* _WHAT NEEDS TO BE DONE_
Begin at the line containing "Extract the structured" and retype each line through the end of the records exactly. Include nothing else and no pictures.

* _Web page and app entries_
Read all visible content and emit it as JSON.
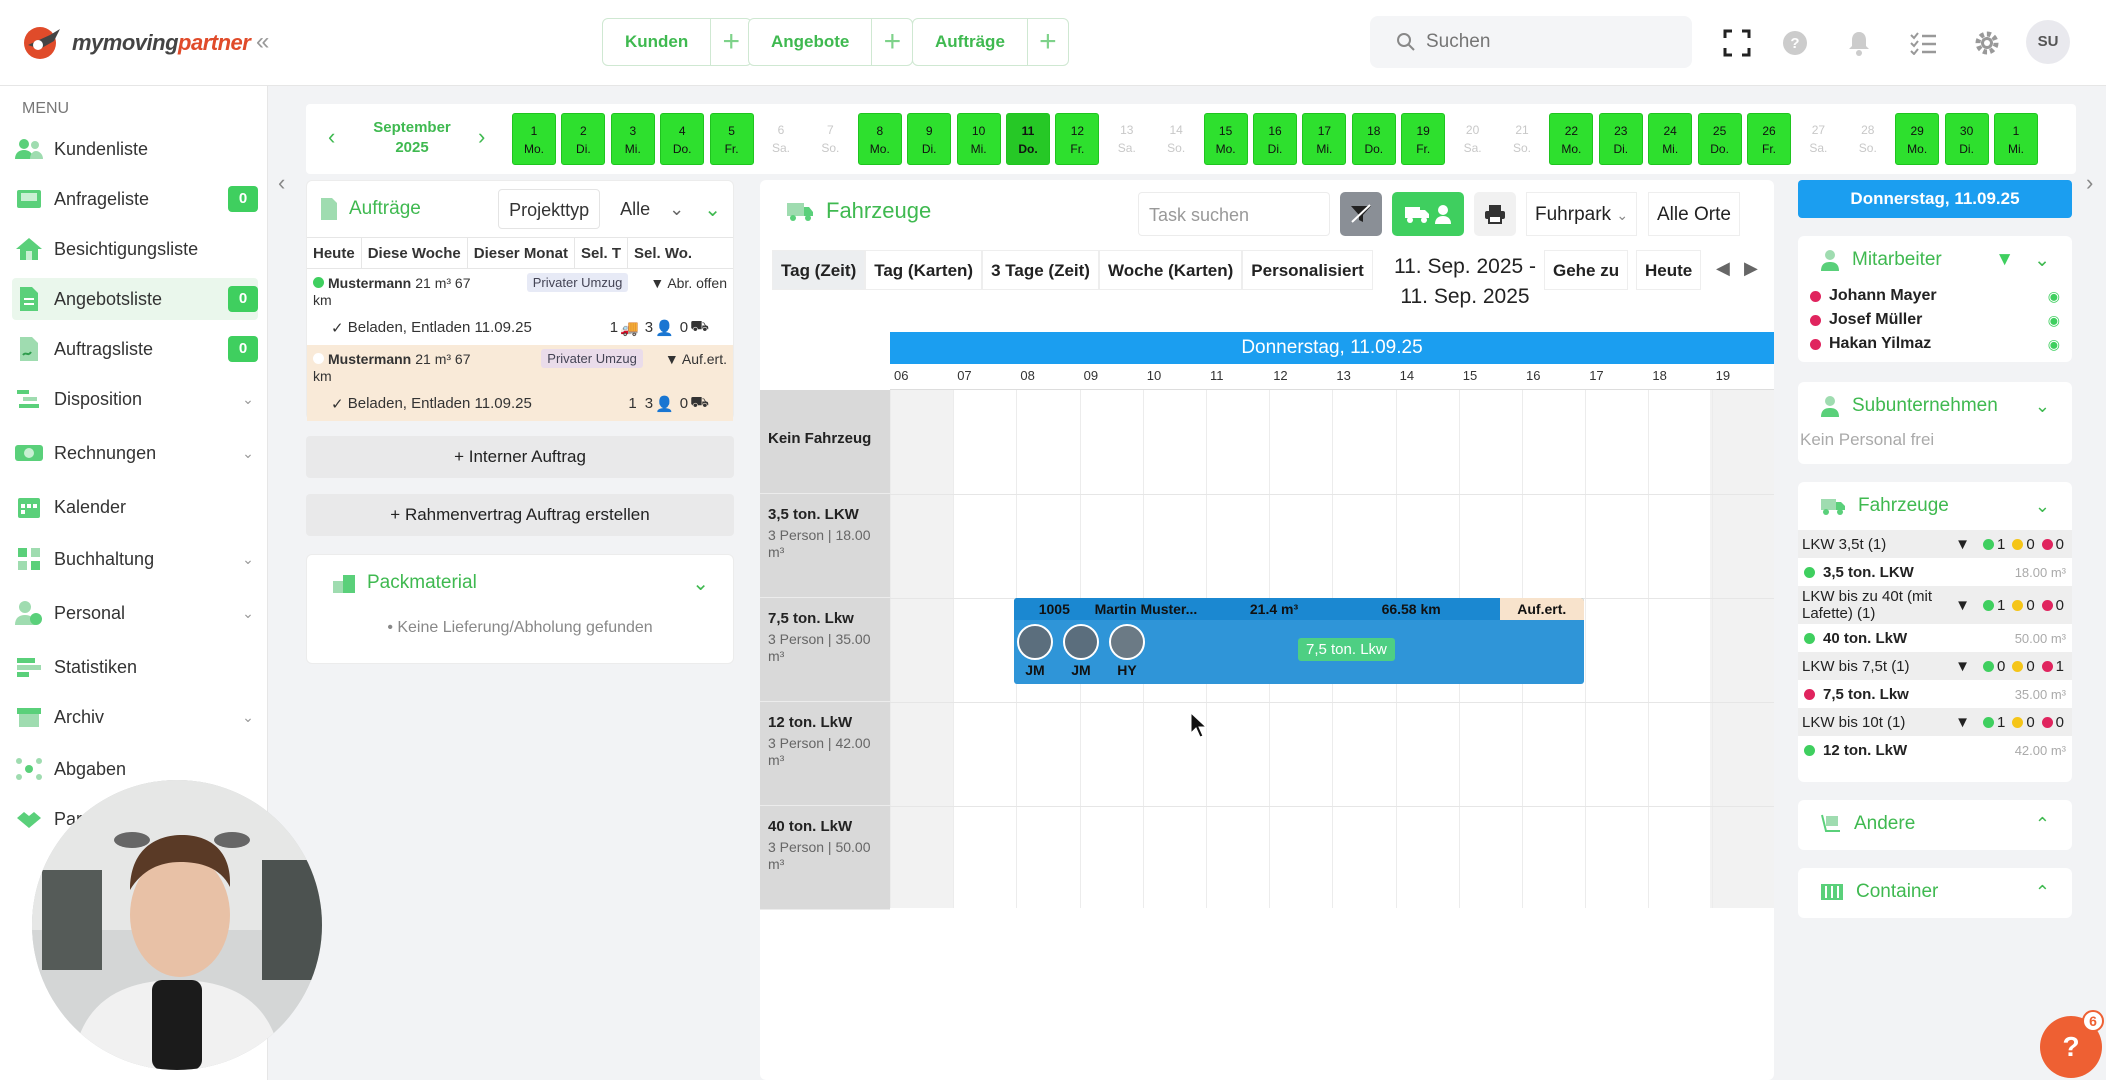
{
  "app": {
    "brand_main": "mymoving",
    "brand_accent": "partner"
  },
  "topbar": {
    "groups": [
      {
        "label": "Kunden"
      },
      {
        "label": "Angebote"
      },
      {
        "label": "Aufträge"
      }
    ],
    "search_placeholder": "Suchen",
    "avatar_initials": "SU"
  },
  "sidebar": {
    "menu_title": "MENU",
    "items": [
      {
        "label": "Kundenliste",
        "badge": null
      },
      {
        "label": "Anfrageliste",
        "badge": "0"
      },
      {
        "label": "Besichtigungsliste",
        "badge": null
      },
      {
        "label": "Angebotsliste",
        "badge": "0"
      },
      {
        "label": "Auftragsliste",
        "badge": "0"
      },
      {
        "label": "Disposition",
        "badge": null
      },
      {
        "label": "Rechnungen",
        "badge": null
      },
      {
        "label": "Kalender",
        "badge": null
      },
      {
        "label": "Buchhaltung",
        "badge": null
      },
      {
        "label": "Personal",
        "badge": null
      },
      {
        "label": "Statistiken",
        "badge": null
      },
      {
        "label": "Archiv",
        "badge": null
      },
      {
        "label": "Abgaben",
        "badge": null
      },
      {
        "label": "Par",
        "badge": null
      }
    ]
  },
  "datestrip": {
    "month": "September",
    "year": "2025",
    "days": [
      {
        "n": "1",
        "d": "Mo.",
        "t": "work"
      },
      {
        "n": "2",
        "d": "Di.",
        "t": "work"
      },
      {
        "n": "3",
        "d": "Mi.",
        "t": "work"
      },
      {
        "n": "4",
        "d": "Do.",
        "t": "work"
      },
      {
        "n": "5",
        "d": "Fr.",
        "t": "work"
      },
      {
        "n": "6",
        "d": "Sa.",
        "t": "off"
      },
      {
        "n": "7",
        "d": "So.",
        "t": "off"
      },
      {
        "n": "8",
        "d": "Mo.",
        "t": "work"
      },
      {
        "n": "9",
        "d": "Di.",
        "t": "work"
      },
      {
        "n": "10",
        "d": "Mi.",
        "t": "work"
      },
      {
        "n": "11",
        "d": "Do.",
        "t": "today"
      },
      {
        "n": "12",
        "d": "Fr.",
        "t": "work"
      },
      {
        "n": "13",
        "d": "Sa.",
        "t": "off"
      },
      {
        "n": "14",
        "d": "So.",
        "t": "off"
      },
      {
        "n": "15",
        "d": "Mo.",
        "t": "work"
      },
      {
        "n": "16",
        "d": "Di.",
        "t": "work"
      },
      {
        "n": "17",
        "d": "Mi.",
        "t": "work"
      },
      {
        "n": "18",
        "d": "Do.",
        "t": "work"
      },
      {
        "n": "19",
        "d": "Fr.",
        "t": "work"
      },
      {
        "n": "20",
        "d": "Sa.",
        "t": "off"
      },
      {
        "n": "21",
        "d": "So.",
        "t": "off"
      },
      {
        "n": "22",
        "d": "Mo.",
        "t": "work"
      },
      {
        "n": "23",
        "d": "Di.",
        "t": "work"
      },
      {
        "n": "24",
        "d": "Mi.",
        "t": "work"
      },
      {
        "n": "25",
        "d": "Do.",
        "t": "work"
      },
      {
        "n": "26",
        "d": "Fr.",
        "t": "work"
      },
      {
        "n": "27",
        "d": "Sa.",
        "t": "off"
      },
      {
        "n": "28",
        "d": "So.",
        "t": "off"
      },
      {
        "n": "29",
        "d": "Mo.",
        "t": "work"
      },
      {
        "n": "30",
        "d": "Di.",
        "t": "work"
      },
      {
        "n": "1",
        "d": "Mi.",
        "t": "work"
      }
    ]
  },
  "auftraege": {
    "title": "Aufträge",
    "projekttyp": "Projekttyp",
    "filter": "Alle",
    "tabs": [
      "Heute",
      "Diese Woche",
      "Dieser Monat",
      "Sel. T",
      "Sel. Wo."
    ],
    "orders": [
      {
        "name": "Mustermann",
        "meta": "21 m³  67",
        "unit": "km",
        "type": "Privater Umzug",
        "status": "Abr. offen",
        "task": "Beladen, Entladen 11.09.25",
        "c1": "1",
        "c2": "3",
        "c3": "0"
      },
      {
        "name": "Mustermann",
        "meta": "21 m³  67",
        "unit": "km",
        "type": "Privater Umzug",
        "status": "Auf.ert.",
        "task": "Beladen, Entladen 11.09.25",
        "c1": "1",
        "c2": "3",
        "c3": "0"
      }
    ],
    "btn_internal": "+ Interner Auftrag",
    "btn_rahmen": "+ Rahmenvertrag Auftrag erstellen"
  },
  "packmaterial": {
    "title": "Packmaterial",
    "empty": "• Keine Lieferung/Abholung gefunden"
  },
  "center": {
    "title": "Fahrzeuge",
    "task_placeholder": "Task suchen",
    "fuhrpark": "Fuhrpark",
    "alle_orte": "Alle Orte",
    "views": [
      "Tag (Zeit)",
      "Tag (Karten)",
      "3 Tage (Zeit)",
      "Woche (Karten)",
      "Personalisiert"
    ],
    "range_line1": "11. Sep. 2025 -",
    "range_line2": "11. Sep. 2025",
    "goto": "Gehe zu",
    "today": "Heute",
    "day_header": "Donnerstag, 11.09.25",
    "hours": [
      "06",
      "07",
      "08",
      "09",
      "10",
      "11",
      "12",
      "13",
      "14",
      "15",
      "16",
      "17",
      "18",
      "19"
    ],
    "rows": [
      {
        "title": "Kein Fahrzeug",
        "sub": ""
      },
      {
        "title": "3,5 ton. LKW",
        "sub": "3 Person | 18.00 m³"
      },
      {
        "title": "7,5 ton. Lkw",
        "sub": "3 Person | 35.00 m³"
      },
      {
        "title": "12 ton. LkW",
        "sub": "3 Person | 42.00 m³"
      },
      {
        "title": "40 ton. LkW",
        "sub": "3 Person | 50.00 m³"
      }
    ],
    "job": {
      "id": "1005",
      "customer": "Martin Muster...",
      "volume": "21.4 m³",
      "distance": "66.58 km",
      "status": "Auf.ert.",
      "staff": [
        "JM",
        "JM",
        "HY"
      ],
      "vehicle": "7,5 ton. Lkw"
    }
  },
  "right": {
    "date": "Donnerstag, 11.09.25",
    "mitarbeiter_title": "Mitarbeiter",
    "employees": [
      "Johann Mayer",
      "Josef Müller",
      "Hakan Yilmaz"
    ],
    "sub_title": "Subunternehmen",
    "sub_empty": "Kein Personal frei",
    "fahrzeuge_title": "Fahrzeuge",
    "vehicles": [
      {
        "group": "LKW 3,5t (1)",
        "counts": [
          "1",
          "0",
          "0"
        ],
        "name": "3,5 ton. LKW",
        "vol": "18.00 m³",
        "dot": "#3fcf5f"
      },
      {
        "group": "LKW bis zu 40t (mit Lafette) (1)",
        "counts": [
          "1",
          "0",
          "0"
        ],
        "name": "40 ton. LkW",
        "vol": "50.00 m³",
        "dot": "#3fcf5f"
      },
      {
        "group": "LKW bis 7,5t (1)",
        "counts": [
          "0",
          "0",
          "1"
        ],
        "name": "7,5 ton. Lkw",
        "vol": "35.00 m³",
        "dot": "#e0245e"
      },
      {
        "group": "LKW bis 10t (1)",
        "counts": [
          "1",
          "0",
          "0"
        ],
        "name": "12 ton. LkW",
        "vol": "42.00 m³",
        "dot": "#3fcf5f"
      }
    ],
    "andere_title": "Andere",
    "container_title": "Container"
  },
  "help": {
    "label": "?",
    "badge": "6"
  },
  "colors": {
    "accent_green": "#3fb950",
    "blue": "#1b9ef0",
    "day_green": "#2ee02e",
    "red": "#e0245e",
    "yellow": "#f5c518"
  }
}
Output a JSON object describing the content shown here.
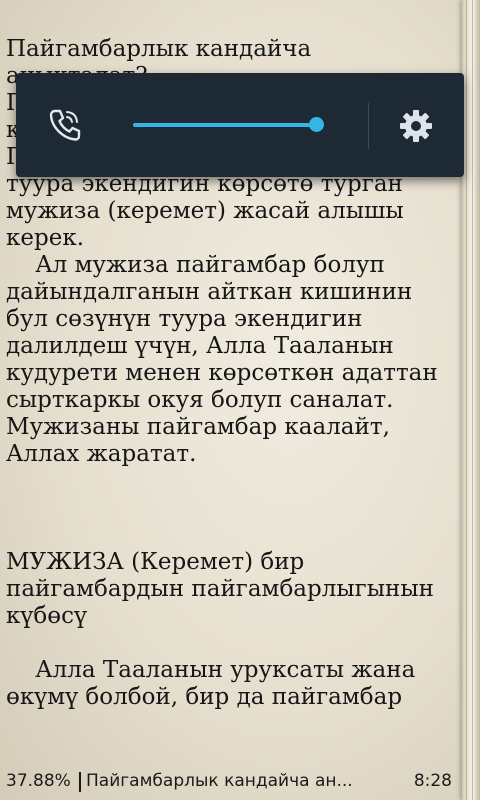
{
  "reader": {
    "paragraphs": [
      "Пайгамбарлык кандайча аныкталат?",
      "Пайгамбарлыкка шарт болгон касиеттерге ээ болуу. Пайгамбармын деген киши анын туура экендигин көрсөтө турган мужиза (керемет) жасай алышы керек.",
      "    Ал мужиза пайгамбар болуп дайындалганын айткан кишинин бул сөзүнүн туура экендигин далилдеш үчүн, Алла Тааланын кудурети менен көрсөткөн адаттан сырткаркы окуя болуп саналат. Мужизаны пайгамбар каалайт, Аллах жаратат.",
      "МУЖИЗА (Керемет) бир пайгамбардын пайгамбарлыгынын күбөсү",
      "    Алла Тааланын уруксаты жана өкүмү болбой, бир да пайгамбар"
    ]
  },
  "quick_panel": {
    "left_icon": "phone-ringer-icon",
    "right_icon": "gear-icon",
    "volume_fraction": 0.92,
    "accent_color": "#33b5e5",
    "background_color": "#1d2a35"
  },
  "status_bar": {
    "progress": "37.88%",
    "book_title": "Пайгамбарлык кандайча ан...",
    "time": "8:28"
  }
}
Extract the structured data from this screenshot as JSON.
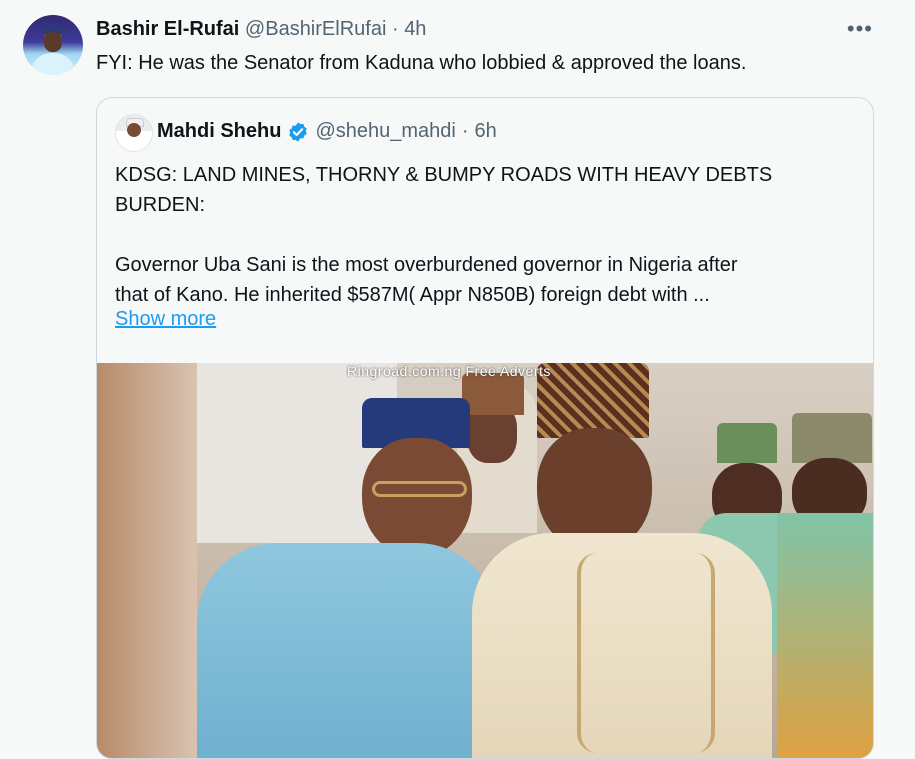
{
  "tweet": {
    "author_name": "Bashir El-Rufai",
    "handle": "@BashirElRufai",
    "separator": "·",
    "time": "4h",
    "more_icon": "more-icon",
    "text": "FYI: He was the Senator from Kaduna who lobbied & approved the loans."
  },
  "quote": {
    "author_name": "Mahdi Shehu",
    "verified_icon": "verified-badge-icon",
    "handle": "@shehu_mahdi",
    "separator": "·",
    "time": "6h",
    "headline_line1": "KDSG: LAND MINES, THORNY & BUMPY ROADS WITH HEAVY  DEBTS",
    "headline_line2": "BURDEN:",
    "body_line1": "Governor Uba Sani is the  most overburdened governor in Nigeria after",
    "body_line2": "that of Kano. He inherited $587M( Appr N850B) foreign debt with ...",
    "show_more": "Show more",
    "image_watermark": "Ringroad.com.ng Free Adverts"
  },
  "colors": {
    "link": "#1d9bf0",
    "muted": "#536471",
    "text": "#0f1419",
    "verified": "#1d9bf0"
  }
}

* _EXERCISE RESULT_
Extract the structured data from this screenshot as JSON.
{
  "tweet": {
    "author_name": "Bashir El-Rufai",
    "handle": "@BashirElRufai",
    "separator": "·",
    "time": "4h",
    "more_icon": "more-icon",
    "text": "FYI: He was the Senator from Kaduna who lobbied & approved the loans."
  },
  "quote": {
    "author_name": "Mahdi Shehu",
    "verified_icon": "verified-badge-icon",
    "handle": "@shehu_mahdi",
    "separator": "·",
    "time": "6h",
    "headline_line1": "KDSG: LAND MINES, THORNY & BUMPY ROADS WITH HEAVY  DEBTS",
    "headline_line2": "BURDEN:",
    "body_line1": "Governor Uba Sani is the  most overburdened governor in Nigeria after",
    "body_line2": "that of Kano. He inherited $587M( Appr N850B) foreign debt with ...",
    "show_more": "Show more",
    "image_watermark": "Ringroad.com.ng Free Adverts"
  },
  "colors": {
    "link": "#1d9bf0",
    "muted": "#536471",
    "text": "#0f1419",
    "verified": "#1d9bf0"
  }
}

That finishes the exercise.